Set on a hill with sea view, the Museum of Balì is located in the town of Saltara at only 15 km to the city of Fano, Le Marche region. It is dedicated to interactive science and allows its visitors to discover with fun all natural phenomena that surround us in everyday life. Here the watchword is: NOT touching is forbidden!
The Museum of Balì is named after the beautiful villa where it is hosted, which was built around the XVI century and turned into an astronomical observatory by the bishop Vincenzo Negusanti. After an extensive renovation, it was opened again as a museum in 2004. Inside you’ll find a permanent exhibition with around 35 workstations to take a close look at the different natural phenomena; there are rooms of perception with optical and sensory illusions, rooms dedicated to physics with exhibits on light, waves, on mechanics and electromagnetism and also a maths room, presenting exhibits on the theorems of Pythagoras and Euclid, on statistics, on the Gaussian distribution and chaos. On the first floor of the villa there’s also a planetary with 46 seats, that allows to observe an artificial sky under a dome of 8 meters… a guided tour among the stars, constellations and planets!
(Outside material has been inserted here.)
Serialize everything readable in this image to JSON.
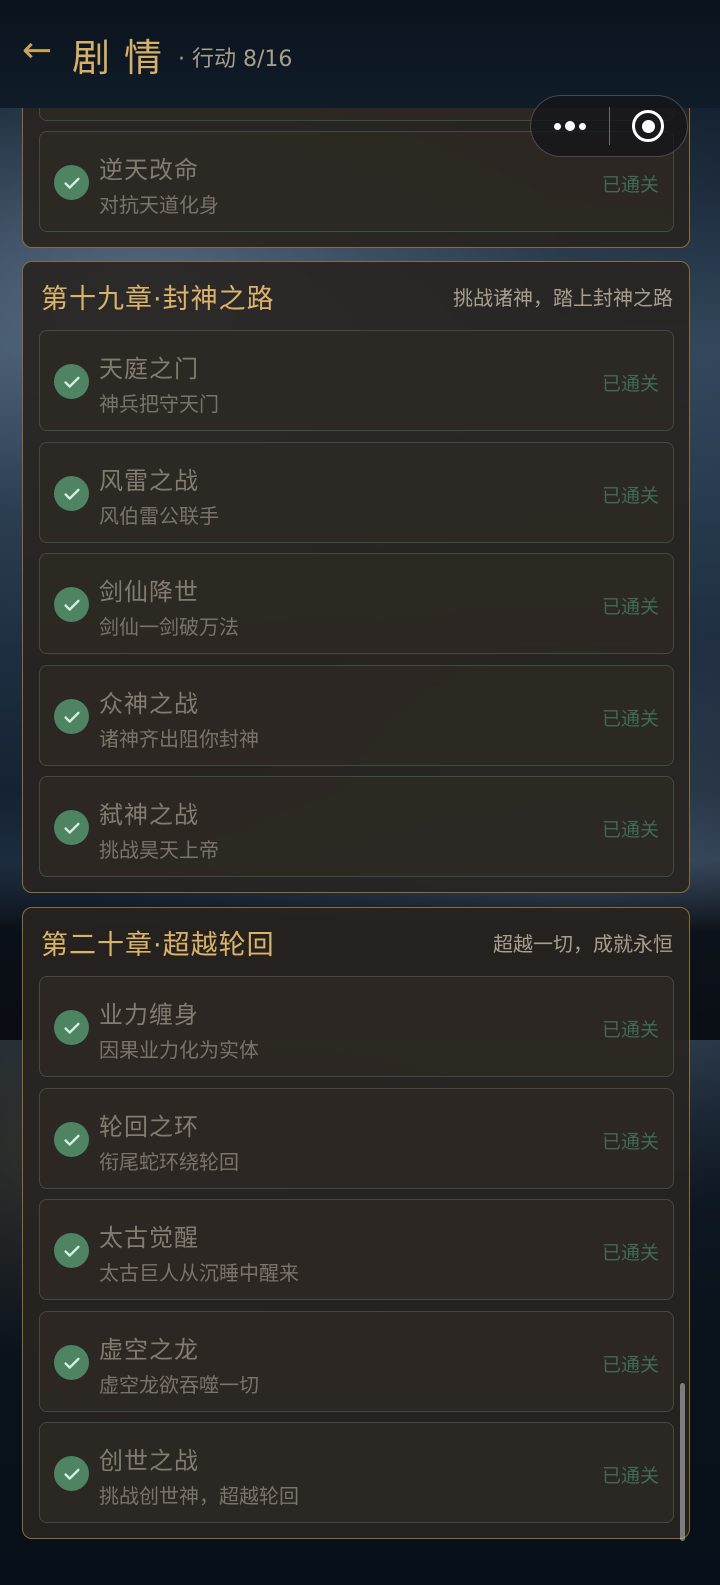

The park of the villa houses the astronomical observatory where you’ll be able to observe the main celestial objects through sophisticated types of telescope (including a variant with a diameter of 40 meters and a focal length of 4 meters). Through a digital projection system it is possible to see the same show on a screen inside the museum. A real treat: in May 2013 it was introduced a radio telescope – one of the few examples in Italy and the only one currently used for educational and informative purposes – to observe the sky even outside of the optical band. Thanks to this equipment and a very qualified team, the Museum of Balì collaborates with schools of any type and degree and it offers the possibility to organise various activities upon reservation.
Info & tips
The museum is seasonal, therefore, timetable and openings vary with the season; here’s the link to get more details and organise your tour: http://www.museodelbali.it/en/infos#openings.
The visit takes place autonomously, so that everyone can directly experience the various phenomena and scientific experiments. Don’t worry, every workstation has a a bilingual caption (Italian – English) that will help you understanding the path, which will last about 2 hours, even if that is strictly subjective! I recommend the planetary that can be booked at the time you buy your tickets and the observatory, open from sunset till closing time. During summer, you can opt to stop in Fano, a lovely beach resort and end your day with a night visit to the museum, enjoying the astronomical section from sundown till 11 pm. The villa has a wide garden where you can relax and enjoy the panorama; not too far there’s a food cart perfect to have something to eat and drink!
To enjoy your stay in Le Marche and experience local habits and traditions of this territory, I suggest you these three villas, equipped with every comfort.
Are you ready to leave?
Villa Alis – Fano (PU)
Villa Monica – San Costanzo (PU)
Casale della Rovere – Mondavio (PU)